◆ What the task requires ◆
Make an exact copy of the lines below.

***** Exercise inputs

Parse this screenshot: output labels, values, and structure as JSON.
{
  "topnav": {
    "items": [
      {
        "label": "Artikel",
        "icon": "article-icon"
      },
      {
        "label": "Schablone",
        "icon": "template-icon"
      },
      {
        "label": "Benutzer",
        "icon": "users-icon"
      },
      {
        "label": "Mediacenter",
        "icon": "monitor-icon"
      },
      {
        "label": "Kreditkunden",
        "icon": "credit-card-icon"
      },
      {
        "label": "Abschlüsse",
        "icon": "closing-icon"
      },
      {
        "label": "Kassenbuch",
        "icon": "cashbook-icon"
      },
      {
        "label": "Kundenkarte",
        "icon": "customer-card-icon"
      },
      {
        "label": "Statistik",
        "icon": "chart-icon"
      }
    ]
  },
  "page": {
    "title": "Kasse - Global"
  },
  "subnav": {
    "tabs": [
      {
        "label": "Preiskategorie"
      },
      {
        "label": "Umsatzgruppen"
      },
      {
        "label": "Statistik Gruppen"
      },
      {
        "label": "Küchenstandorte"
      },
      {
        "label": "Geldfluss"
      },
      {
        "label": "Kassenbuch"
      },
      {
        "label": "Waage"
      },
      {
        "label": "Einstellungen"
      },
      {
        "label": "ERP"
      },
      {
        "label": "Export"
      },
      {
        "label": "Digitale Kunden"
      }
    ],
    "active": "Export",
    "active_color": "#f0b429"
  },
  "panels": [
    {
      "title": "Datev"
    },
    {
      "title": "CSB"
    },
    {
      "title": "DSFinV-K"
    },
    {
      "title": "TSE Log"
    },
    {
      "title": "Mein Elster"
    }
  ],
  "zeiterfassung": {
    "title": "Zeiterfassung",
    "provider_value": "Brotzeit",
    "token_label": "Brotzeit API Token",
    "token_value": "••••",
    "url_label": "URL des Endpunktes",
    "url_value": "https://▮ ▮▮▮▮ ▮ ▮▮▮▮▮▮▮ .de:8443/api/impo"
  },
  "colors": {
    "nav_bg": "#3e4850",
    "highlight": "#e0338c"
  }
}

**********

◆ Expected answer ◆
Parse this screenshot: output labels, values, and structure as JSON.
{
  "topnav": {
    "items": [
      {
        "label": "Artikel",
        "icon": "article-icon"
      },
      {
        "label": "Schablone",
        "icon": "template-icon"
      },
      {
        "label": "Benutzer",
        "icon": "users-icon"
      },
      {
        "label": "Mediacenter",
        "icon": "monitor-icon"
      },
      {
        "label": "Kreditkunden",
        "icon": "credit-card-icon"
      },
      {
        "label": "Abschlüsse",
        "icon": "closing-icon"
      },
      {
        "label": "Kassenbuch",
        "icon": "cashbook-icon"
      },
      {
        "label": "Kundenkarte",
        "icon": "customer-card-icon"
      },
      {
        "label": "Statistik",
        "icon": "chart-icon"
      }
    ]
  },
  "page": {
    "title": "Kasse - Global"
  },
  "subnav": {
    "tabs": [
      {
        "label": "Preiskategorie"
      },
      {
        "label": "Umsatzgruppen"
      },
      {
        "label": "Statistik Gruppen"
      },
      {
        "label": "Küchenstandorte"
      },
      {
        "label": "Geldfluss"
      },
      {
        "label": "Kassenbuch"
      },
      {
        "label": "Waage"
      },
      {
        "label": "Einstellungen"
      },
      {
        "label": "ERP"
      },
      {
        "label": "Export"
      },
      {
        "label": "Digitale Kunden"
      }
    ],
    "active": "Export",
    "active_color": "#f0b429"
  },
  "panels": [
    {
      "title": "Datev"
    },
    {
      "title": "CSB"
    },
    {
      "title": "DSFinV-K"
    },
    {
      "title": "TSE Log"
    },
    {
      "title": "Mein Elster"
    }
  ],
  "zeiterfassung": {
    "title": "Zeiterfassung",
    "provider_value": "Brotzeit",
    "token_label": "Brotzeit API Token",
    "token_value": "••••",
    "url_label": "URL des Endpunktes",
    "url_value": "https://▮ ▮▮▮▮ ▮ ▮▮▮▮▮▮▮ .de:8443/api/impo"
  },
  "colors": {
    "nav_bg": "#3e4850",
    "highlight": "#e0338c"
  }
}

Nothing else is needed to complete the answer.